About this task
Read the listing below and copy out every line that holds "kind".

Records for the task
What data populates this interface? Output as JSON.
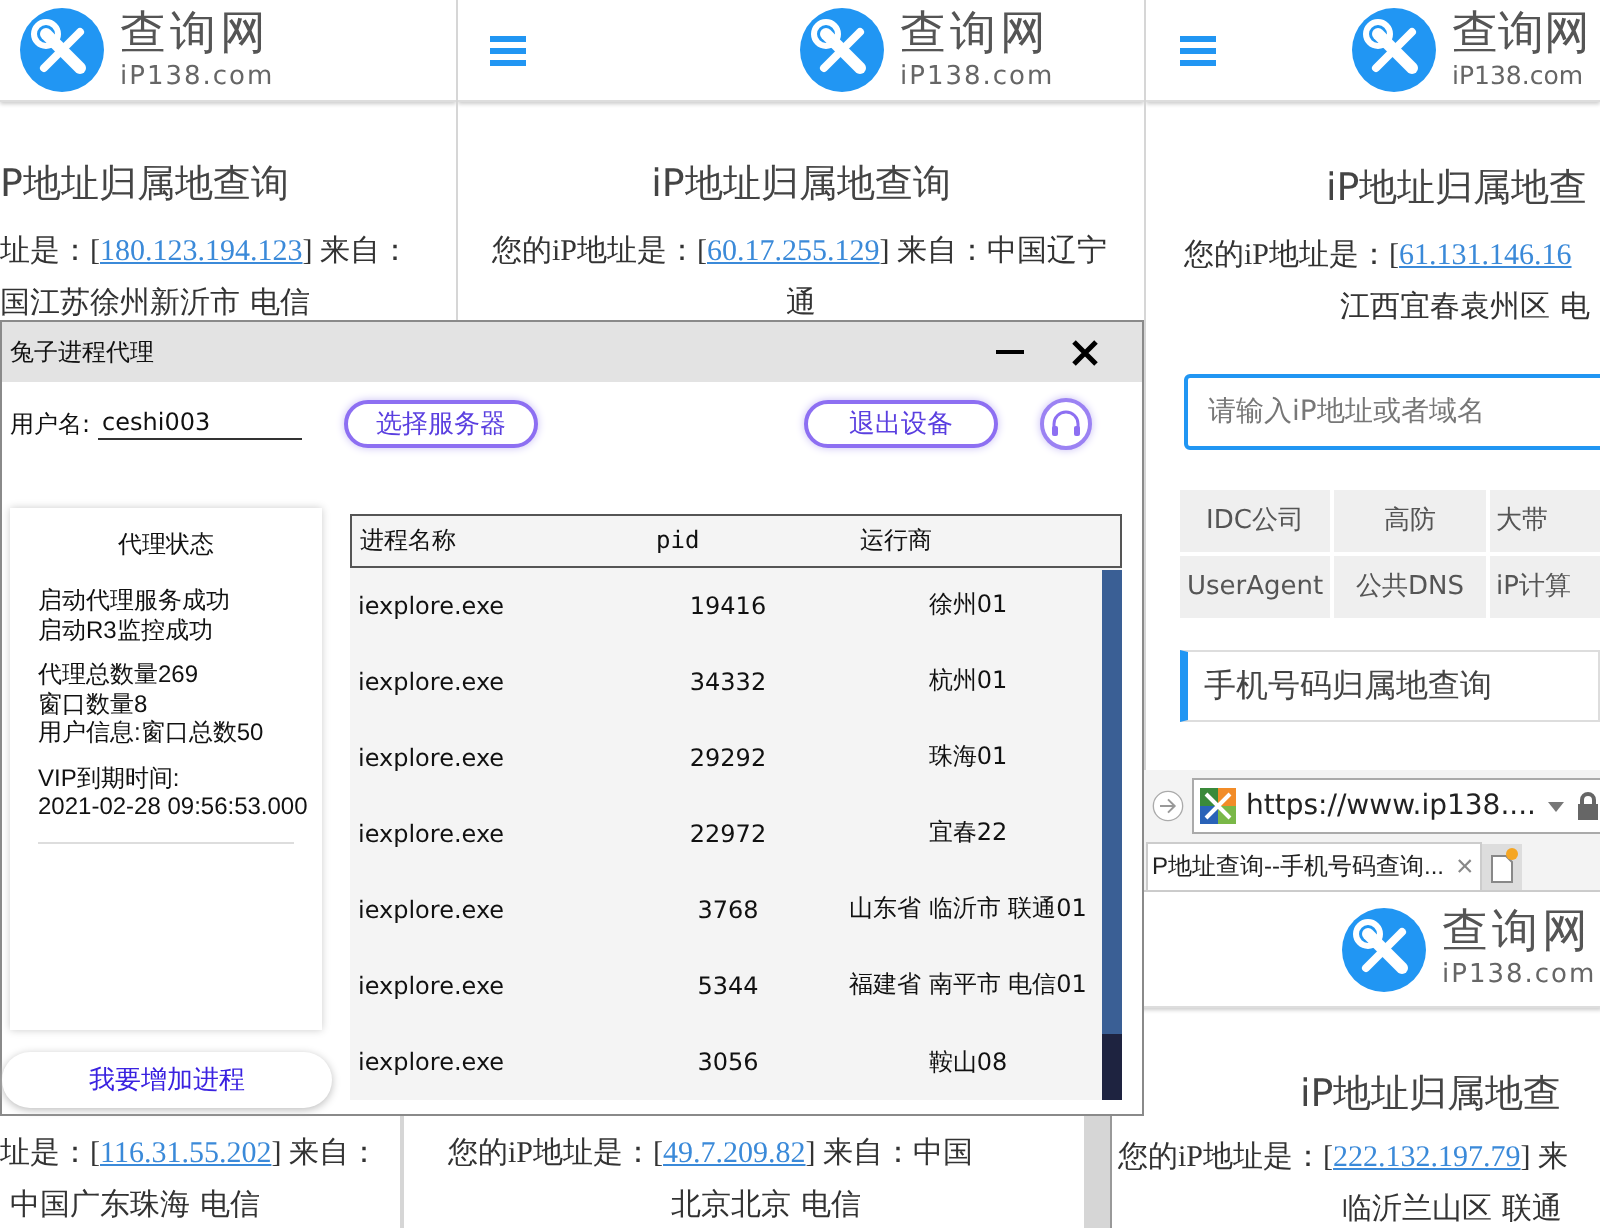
{
  "pages": [
    {
      "kind": "page-left",
      "logo": {
        "name": "查询网",
        "domain": "iP138.com"
      },
      "title": "P地址归属地查询",
      "ip_line": {
        "prefix": "址是：[",
        "ip": "180.123.194.123",
        "suffix": "] 来自："
      },
      "location": "国江苏徐州新沂市 电信"
    },
    {
      "kind": "page-center",
      "logo": {
        "name": "查询网",
        "domain": "iP138.com"
      },
      "title": "iP地址归属地查询",
      "ip_line": {
        "prefix": "您的iP地址是：[",
        "ip": "60.17.255.129",
        "suffix": "] 来自：中国辽宁"
      },
      "location": "通"
    },
    {
      "kind": "page-right",
      "logo": {
        "name": "查询网",
        "domain": "iP138.com"
      },
      "title": "iP地址归属地查",
      "ip_line": {
        "prefix": "您的iP地址是：[",
        "ip": "61.131.146.16"
      },
      "location": "江西宜春袁州区 电",
      "search": {
        "placeholder": "请输入iP地址或者域名"
      },
      "quick_links": [
        "IDC公司",
        "高防",
        "大带",
        "UserAgent",
        "公共DNS",
        "iP计算"
      ],
      "section_title": "手机号码归属地查询"
    },
    {
      "kind": "page-bottom",
      "ip_line": {
        "prefix": "址是：[",
        "ip": "116.31.55.202",
        "suffix": "] 来自："
      },
      "location": "中国广东珠海 电信"
    },
    {
      "kind": "page-bottom",
      "ip_line": {
        "prefix": "您的iP地址是：[",
        "ip": "49.7.209.82",
        "suffix": "] 来自：中国"
      },
      "location": "北京北京 电信"
    }
  ],
  "ie_window": {
    "address": "https://www.ip138....",
    "tab": {
      "title": "P地址查询--手机号码查询...",
      "close": "×"
    },
    "page": {
      "logo": {
        "name": "查询网",
        "domain": "iP138.com"
      },
      "title": "iP地址归属地查",
      "ip_line": {
        "prefix": "您的iP地址是：[",
        "ip": "222.132.197.79",
        "suffix": "] 来"
      },
      "location": "临沂兰山区 联通"
    }
  },
  "dialog": {
    "title": "兔子进程代理",
    "username_label": "用户名:",
    "username": "ceshi003",
    "buttons": [
      "选择服务器",
      "退出设备"
    ],
    "status_panel": {
      "title": "代理状态",
      "groups": [
        [
          "启动代理服务成功",
          "启动R3监控成功"
        ],
        [
          "代理总数量269",
          "窗口数量8",
          "用户信息:窗口总数50"
        ],
        [
          "VIP到期时间:",
          "2021-02-28 09:56:53.000"
        ]
      ]
    },
    "add_button": "我要增加进程",
    "table": {
      "columns": [
        "进程名称",
        "pid",
        "运行商"
      ],
      "rows": [
        [
          "iexplore.exe",
          "19416",
          "徐州01"
        ],
        [
          "iexplore.exe",
          "34332",
          "杭州01"
        ],
        [
          "iexplore.exe",
          "29292",
          "珠海01"
        ],
        [
          "iexplore.exe",
          "22972",
          "宜春22"
        ],
        [
          "iexplore.exe",
          "3768",
          "山东省 临沂市 联通01"
        ],
        [
          "iexplore.exe",
          "5344",
          "福建省 南平市 电信01"
        ],
        [
          "iexplore.exe",
          "3056",
          "鞍山08"
        ]
      ]
    }
  }
}
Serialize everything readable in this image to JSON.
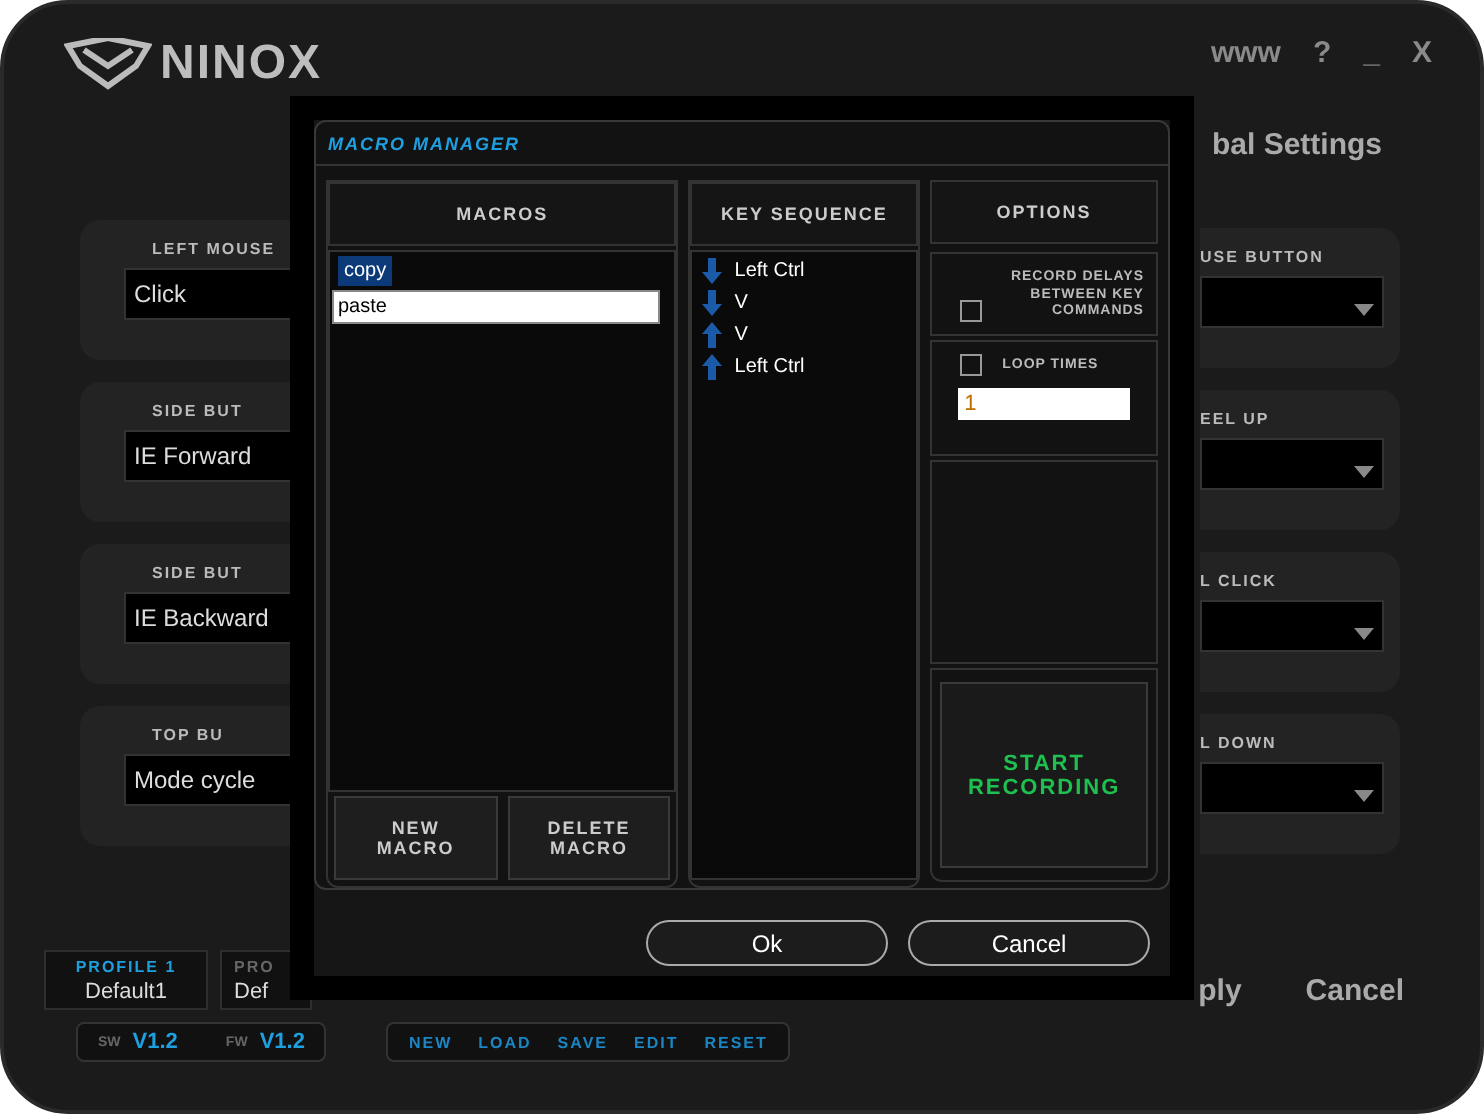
{
  "app": {
    "logo": "NINOX",
    "window_controls": [
      "www",
      "?",
      "_",
      "X"
    ],
    "tab_title": "bal Settings",
    "left_buttons": [
      {
        "label": "LEFT MOUSE",
        "value": "Click"
      },
      {
        "label": "SIDE BUT",
        "value": "IE Forward"
      },
      {
        "label": "SIDE BUT",
        "value": "IE Backward"
      },
      {
        "label": "TOP BU",
        "value": "Mode cycle"
      }
    ],
    "right_buttons": [
      {
        "label": "USE BUTTON"
      },
      {
        "label": "EEL UP"
      },
      {
        "label": "L CLICK"
      },
      {
        "label": "L DOWN"
      }
    ],
    "actions": [
      "ply",
      "Cancel"
    ],
    "profiles": [
      {
        "label": "PROFILE 1",
        "name": "Default1",
        "selected": true
      },
      {
        "label": "PRO",
        "name": "Def",
        "selected": false
      }
    ],
    "versions": [
      {
        "label": "SW",
        "value": "V1.2"
      },
      {
        "label": "FW",
        "value": "V1.2"
      }
    ],
    "menu": [
      "NEW",
      "LOAD",
      "SAVE",
      "EDIT",
      "RESET"
    ]
  },
  "dialog": {
    "title": "MACRO MANAGER",
    "macros": {
      "heading": "MACROS",
      "items": [
        {
          "label": "copy",
          "selected": true,
          "kind": "text"
        },
        {
          "label": "paste",
          "selected": false,
          "kind": "field"
        }
      ],
      "buttons": [
        "NEW\nMACRO",
        "DELETE\nMACRO"
      ]
    },
    "key_sequence": {
      "heading": "KEY SEQUENCE",
      "items": [
        {
          "key": "Left Ctrl",
          "kind": "down"
        },
        {
          "key": "V",
          "kind": "down"
        },
        {
          "key": "V",
          "kind": "up"
        },
        {
          "key": "Left Ctrl",
          "kind": "up"
        }
      ]
    },
    "options": {
      "heading": "OPTIONS",
      "record_delays": {
        "label": "RECORD DELAYS BETWEEN KEY COMMANDS",
        "checked": false
      },
      "loop": {
        "label": "LOOP TIMES",
        "checked": false,
        "value": "1"
      },
      "record_button": "START\nRECORDING"
    },
    "buttons": [
      "Ok",
      "Cancel"
    ]
  }
}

Completed task
      "kind": "page-left",
      "kind": "page-center",
      "kind": "page-right",
      "kind": "page-bottom",
      "kind": "page-bottom",
          "kind": "text"
          "kind": "field"
          "kind": "down"
          "kind": "down"
          "kind": "up"
          "kind": "up"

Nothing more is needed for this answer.